Problem to work on: In the lines below, count those containing the word "PŁATNOŚCI" and give the number alone.

Data for the task:
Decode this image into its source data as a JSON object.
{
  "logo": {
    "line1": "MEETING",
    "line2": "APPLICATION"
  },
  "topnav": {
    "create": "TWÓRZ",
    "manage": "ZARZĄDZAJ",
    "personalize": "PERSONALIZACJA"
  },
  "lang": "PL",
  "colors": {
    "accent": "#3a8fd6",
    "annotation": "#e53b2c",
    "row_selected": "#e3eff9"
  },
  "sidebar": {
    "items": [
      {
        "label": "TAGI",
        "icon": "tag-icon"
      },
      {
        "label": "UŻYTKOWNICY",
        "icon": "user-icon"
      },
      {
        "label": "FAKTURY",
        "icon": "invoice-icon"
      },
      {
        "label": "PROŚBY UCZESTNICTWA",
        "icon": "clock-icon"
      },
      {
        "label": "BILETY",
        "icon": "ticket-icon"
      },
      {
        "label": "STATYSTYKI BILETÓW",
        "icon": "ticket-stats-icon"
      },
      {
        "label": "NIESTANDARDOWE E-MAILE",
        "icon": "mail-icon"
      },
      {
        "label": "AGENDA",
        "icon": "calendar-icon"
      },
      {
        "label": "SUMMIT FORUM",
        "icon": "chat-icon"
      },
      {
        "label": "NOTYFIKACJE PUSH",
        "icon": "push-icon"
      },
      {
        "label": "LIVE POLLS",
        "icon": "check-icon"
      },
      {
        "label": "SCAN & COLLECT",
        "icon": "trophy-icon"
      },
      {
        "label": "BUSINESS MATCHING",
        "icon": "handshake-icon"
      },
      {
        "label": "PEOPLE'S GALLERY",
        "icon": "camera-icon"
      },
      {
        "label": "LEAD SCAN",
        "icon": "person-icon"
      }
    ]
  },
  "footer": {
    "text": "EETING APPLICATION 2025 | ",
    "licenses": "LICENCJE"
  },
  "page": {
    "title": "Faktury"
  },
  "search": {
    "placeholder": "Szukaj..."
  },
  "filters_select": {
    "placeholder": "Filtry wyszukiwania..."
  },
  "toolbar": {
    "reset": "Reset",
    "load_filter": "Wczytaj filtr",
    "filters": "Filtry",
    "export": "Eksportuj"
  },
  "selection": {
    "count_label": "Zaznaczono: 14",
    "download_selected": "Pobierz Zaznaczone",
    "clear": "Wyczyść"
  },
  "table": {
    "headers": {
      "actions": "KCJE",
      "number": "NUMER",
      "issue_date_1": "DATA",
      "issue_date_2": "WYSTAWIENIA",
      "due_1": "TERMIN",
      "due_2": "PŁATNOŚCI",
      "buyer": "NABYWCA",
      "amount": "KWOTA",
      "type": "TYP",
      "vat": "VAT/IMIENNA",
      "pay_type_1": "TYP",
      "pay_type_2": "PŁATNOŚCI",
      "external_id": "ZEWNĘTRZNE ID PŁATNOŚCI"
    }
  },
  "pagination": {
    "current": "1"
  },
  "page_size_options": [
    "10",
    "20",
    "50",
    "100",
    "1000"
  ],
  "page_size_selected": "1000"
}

Result for this exercise: 3